Turkey Day is just around the corner, which means that the annual American
tradition season of losing one’s mind in exchange for slightly discounted goods will officially begin a week from today. Yes, I speak of the infamous day that is Black Friday. The very same day in which hundreds of thousands of Americans transform into penny-pinching-zombies who will do whatever it takes to score a cheap fix.

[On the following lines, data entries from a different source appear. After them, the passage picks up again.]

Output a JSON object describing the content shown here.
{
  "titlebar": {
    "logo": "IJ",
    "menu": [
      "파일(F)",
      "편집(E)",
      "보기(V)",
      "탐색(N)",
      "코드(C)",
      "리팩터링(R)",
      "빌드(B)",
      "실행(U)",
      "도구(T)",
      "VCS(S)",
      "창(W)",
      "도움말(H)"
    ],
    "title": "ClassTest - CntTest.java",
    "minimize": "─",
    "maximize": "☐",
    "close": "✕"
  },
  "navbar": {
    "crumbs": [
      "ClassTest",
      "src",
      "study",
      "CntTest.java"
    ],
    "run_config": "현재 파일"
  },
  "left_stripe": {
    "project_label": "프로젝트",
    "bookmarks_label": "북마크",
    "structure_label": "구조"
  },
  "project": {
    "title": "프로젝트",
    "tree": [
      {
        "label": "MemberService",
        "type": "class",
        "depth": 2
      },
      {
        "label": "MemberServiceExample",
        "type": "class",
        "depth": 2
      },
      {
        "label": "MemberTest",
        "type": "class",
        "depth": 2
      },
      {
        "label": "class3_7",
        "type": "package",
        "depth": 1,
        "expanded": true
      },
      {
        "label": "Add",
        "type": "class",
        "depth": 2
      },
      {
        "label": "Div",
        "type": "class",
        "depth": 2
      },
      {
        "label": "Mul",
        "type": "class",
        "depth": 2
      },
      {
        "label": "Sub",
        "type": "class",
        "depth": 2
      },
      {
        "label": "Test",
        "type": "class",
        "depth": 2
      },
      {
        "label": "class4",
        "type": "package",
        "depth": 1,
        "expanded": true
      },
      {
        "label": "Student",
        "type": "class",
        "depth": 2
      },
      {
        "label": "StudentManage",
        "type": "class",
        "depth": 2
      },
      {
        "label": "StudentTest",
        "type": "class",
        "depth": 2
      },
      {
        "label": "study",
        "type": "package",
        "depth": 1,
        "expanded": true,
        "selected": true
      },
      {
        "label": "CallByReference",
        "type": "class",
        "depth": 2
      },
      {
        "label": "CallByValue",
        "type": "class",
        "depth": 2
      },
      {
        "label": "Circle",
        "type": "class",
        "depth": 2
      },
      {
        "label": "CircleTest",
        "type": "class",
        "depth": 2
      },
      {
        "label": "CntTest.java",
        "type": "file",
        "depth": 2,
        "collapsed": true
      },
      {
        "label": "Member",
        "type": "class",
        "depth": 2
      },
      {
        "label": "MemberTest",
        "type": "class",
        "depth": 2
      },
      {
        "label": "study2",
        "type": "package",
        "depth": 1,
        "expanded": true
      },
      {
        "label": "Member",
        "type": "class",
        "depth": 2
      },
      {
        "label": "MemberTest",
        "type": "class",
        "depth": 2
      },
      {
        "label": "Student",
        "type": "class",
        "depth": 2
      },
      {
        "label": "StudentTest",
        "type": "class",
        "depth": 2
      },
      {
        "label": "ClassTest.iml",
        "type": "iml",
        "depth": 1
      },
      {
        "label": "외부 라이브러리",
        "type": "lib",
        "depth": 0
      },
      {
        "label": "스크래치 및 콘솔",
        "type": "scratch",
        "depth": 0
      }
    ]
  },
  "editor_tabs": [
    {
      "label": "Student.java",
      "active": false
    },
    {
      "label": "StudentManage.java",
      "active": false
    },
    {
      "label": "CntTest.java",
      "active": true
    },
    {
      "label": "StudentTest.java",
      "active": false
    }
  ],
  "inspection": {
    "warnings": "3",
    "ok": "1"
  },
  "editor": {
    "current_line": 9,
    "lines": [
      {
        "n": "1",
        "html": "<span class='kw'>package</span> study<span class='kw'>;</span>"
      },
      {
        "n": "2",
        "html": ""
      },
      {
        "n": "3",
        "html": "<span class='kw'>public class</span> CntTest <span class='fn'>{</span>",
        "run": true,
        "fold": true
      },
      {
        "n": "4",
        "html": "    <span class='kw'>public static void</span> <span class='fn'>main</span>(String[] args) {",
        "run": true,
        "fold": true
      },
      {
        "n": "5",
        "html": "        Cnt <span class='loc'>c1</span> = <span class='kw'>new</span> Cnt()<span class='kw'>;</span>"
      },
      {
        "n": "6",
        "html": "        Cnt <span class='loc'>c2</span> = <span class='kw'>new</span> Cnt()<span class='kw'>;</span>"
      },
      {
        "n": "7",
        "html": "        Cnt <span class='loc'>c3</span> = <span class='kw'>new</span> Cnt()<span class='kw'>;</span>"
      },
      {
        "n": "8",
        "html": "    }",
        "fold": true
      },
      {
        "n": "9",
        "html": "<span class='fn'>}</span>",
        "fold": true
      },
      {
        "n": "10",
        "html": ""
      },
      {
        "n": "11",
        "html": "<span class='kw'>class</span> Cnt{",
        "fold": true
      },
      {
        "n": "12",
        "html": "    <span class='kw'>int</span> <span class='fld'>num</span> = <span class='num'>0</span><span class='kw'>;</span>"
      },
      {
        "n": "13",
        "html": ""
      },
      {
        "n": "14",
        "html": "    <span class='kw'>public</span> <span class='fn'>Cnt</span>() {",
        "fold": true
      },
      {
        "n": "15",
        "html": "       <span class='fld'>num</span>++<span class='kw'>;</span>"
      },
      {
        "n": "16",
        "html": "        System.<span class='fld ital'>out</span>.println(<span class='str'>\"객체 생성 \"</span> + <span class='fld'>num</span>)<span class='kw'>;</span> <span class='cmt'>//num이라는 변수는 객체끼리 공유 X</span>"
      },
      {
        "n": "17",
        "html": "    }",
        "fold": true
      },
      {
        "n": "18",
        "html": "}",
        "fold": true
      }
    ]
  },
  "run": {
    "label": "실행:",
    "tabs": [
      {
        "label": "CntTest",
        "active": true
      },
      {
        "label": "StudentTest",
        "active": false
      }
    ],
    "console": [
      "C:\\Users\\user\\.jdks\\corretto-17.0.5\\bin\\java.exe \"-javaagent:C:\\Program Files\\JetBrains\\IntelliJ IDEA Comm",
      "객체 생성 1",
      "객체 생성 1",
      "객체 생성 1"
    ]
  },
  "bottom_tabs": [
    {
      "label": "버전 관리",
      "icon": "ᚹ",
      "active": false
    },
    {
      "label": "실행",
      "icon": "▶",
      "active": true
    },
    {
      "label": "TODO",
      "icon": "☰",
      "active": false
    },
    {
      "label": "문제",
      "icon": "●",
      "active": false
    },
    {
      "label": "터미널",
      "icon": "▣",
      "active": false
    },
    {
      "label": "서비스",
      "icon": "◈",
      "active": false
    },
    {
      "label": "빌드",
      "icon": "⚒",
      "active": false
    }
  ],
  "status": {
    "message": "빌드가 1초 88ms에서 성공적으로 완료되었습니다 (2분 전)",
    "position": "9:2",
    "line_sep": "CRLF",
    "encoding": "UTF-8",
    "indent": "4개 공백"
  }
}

Anyhoo, I’m not here to judge. If you are brave (/crazy) enough to fight through out-of-control bargain-hunting mobs to save yourself an extra 20% on a product (that you never wanted or needed), then god bless you. Furthermore, if said object happens to be a new mobile phone, wouldn’t it be nice to know a little about each of the major carriers’ early termination fees ahead of time (instead of waiting for your post-Black Friday “hangover” to subside, only for you to realize that you’ve signed your entire family’s fortune away on a new mobile family plan that you actually didn’t want or really need)? We think so.
Without further ado, here is the 2009 Major Carriers’ Early Termination Fees Table-O-Fun:
|Carrier||Early Termination Fee (ETF)||More Information|
|AT&T||$175||ETF decreases by $5/month for duration of contract.|
|Sprint||$200||ETF begins to reduce in the fifth month of the contract; fee goes down $10/month until it reaches $50.|
|T-Mobile||$200*||* T-Mobile USA’s ETF schedule is not exactly straight forward. As of June 28, customers with a one-year or two-year contract will see their ETF drop from $200 to $100 if they end their contract with 91 to 180 days remaining on their agreement. If they end a contract with fewer than 91 days left on it, they’ll pay an ETF of $50. Customers who terminate service in the last 30 days of their contract will either pay the $50 fee or their standard monthly charge, whichever is cheaper.|
|Verizon Wireless||$350*||* Originally $175, VZW doubled the fee on Nov. 15 for “advanced devices,” which includes smartphones and netbooks. The new ETF only applies to new contracts that started on or after November 15. Customers who signed a contract before November 15 keep the old $175 ETF. For example, new Droid customers who bought their phones the first weekend it launched will not be required to pay the $350 ETF if they terminate service early under these new rules. VZW will continue to prorate the ETF over the life of the contract, decreasing the rate by $10/month. Verizon’s previous prorate rate was $5/month. ** The ETA for non-“advanced devices” remains $175, and decreases by $5/month during the contract.|
Please note – all of the information above is subject to change at any time. We just want to help everyone to make the most informed decision they can when selecting a new carrier (/device), thereby ultimately making for a happier (and possibly healthier) holiday and new year. Oh, and if you need any help picking out a new gadget for a loved one, don’t forget to give CrunchGear’s 2009 Holiday Gift Guide a once (or thrice) over. Cheers!